German securities lending revenues have slumped this year
after authorities challenged the legality of dividend arbitrage
trades and pushed to end the practice.
Data from IHS Markit shows revenues have slumped by 62% in
the country, mainly down to the disappearance of div-arb
trades, also known as "yield enhancement".
Often transactions involve large foreign investors lending
out their holdings of stocks, engineered by banks, so they are
not on their books at dividend time.
The practice isn’t illegal but is increasingly
under the media and regulatory microscope, particularly given
the public focus on tax avoidance in a time of austerity.
New laws in Germany force mutual/retail funds to pay a
corporate tax rate of 15% on Germany-sourced income, including
dividends, from securities lending and repos.
There are also no tax benefits for dividends unless
investors meet certain requirements under the so-called 45-day
rule, which means shares must be held for 45 days before and
after the dividend ex-date.
"The unwinding of the German yield enhancement trade, which
has seen the year to date revenues generated by German equities
shrink by a massive 62%, has put a $230m hole in the
industry’s revenue," said IHS Markit analyst Simon
Overall European securities lending revenues are roughly
$115m behind the same point last year; at this pace revenues

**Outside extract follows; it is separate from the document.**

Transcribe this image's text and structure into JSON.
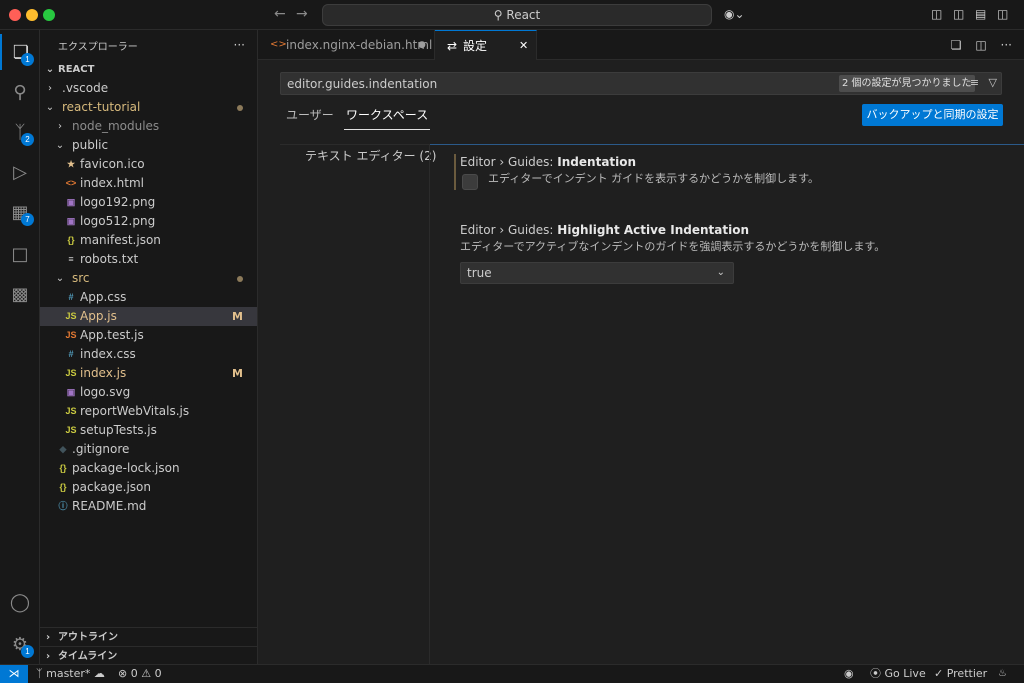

are set to miss last year’s tally by 7%. Germany
is the main contributing factor behind the decline.
"We’ve significantly reduced lending of German
stocks held by our German clients," Holger Genuneit,
director agency securities lending, Deutsche Bank told audience
members at at a Global Investor/ISF event earlier this year.
"We don’t want clients to run into a fiscal
disadvantage due to the tax changes."
"Germany has taken a big hit," added Mark Tidy, managing
director, JPMorgan Agent Lending. "However, our portfolios are
typically global in nature and other markets and transactions
have compensated. Lending revenues in Korea, Japan and the UK,
for example, are bright spots."
John Arnesen, global head of agency lending and BNP Paribas
Securities Services, admitted conditions had been difficult in
Germany, adding that there is now a greater focus on exactly
how trades will be structured going forward.
"We’re concentrating on developing alternative
and innovative ways of generating revenue for our German
clients, particularly around corporate action optimisation," he
said. "Collateral also matters more than ever before, which
means accepting different types of collateral and understanding
the associated risks is crucial to revenue generation."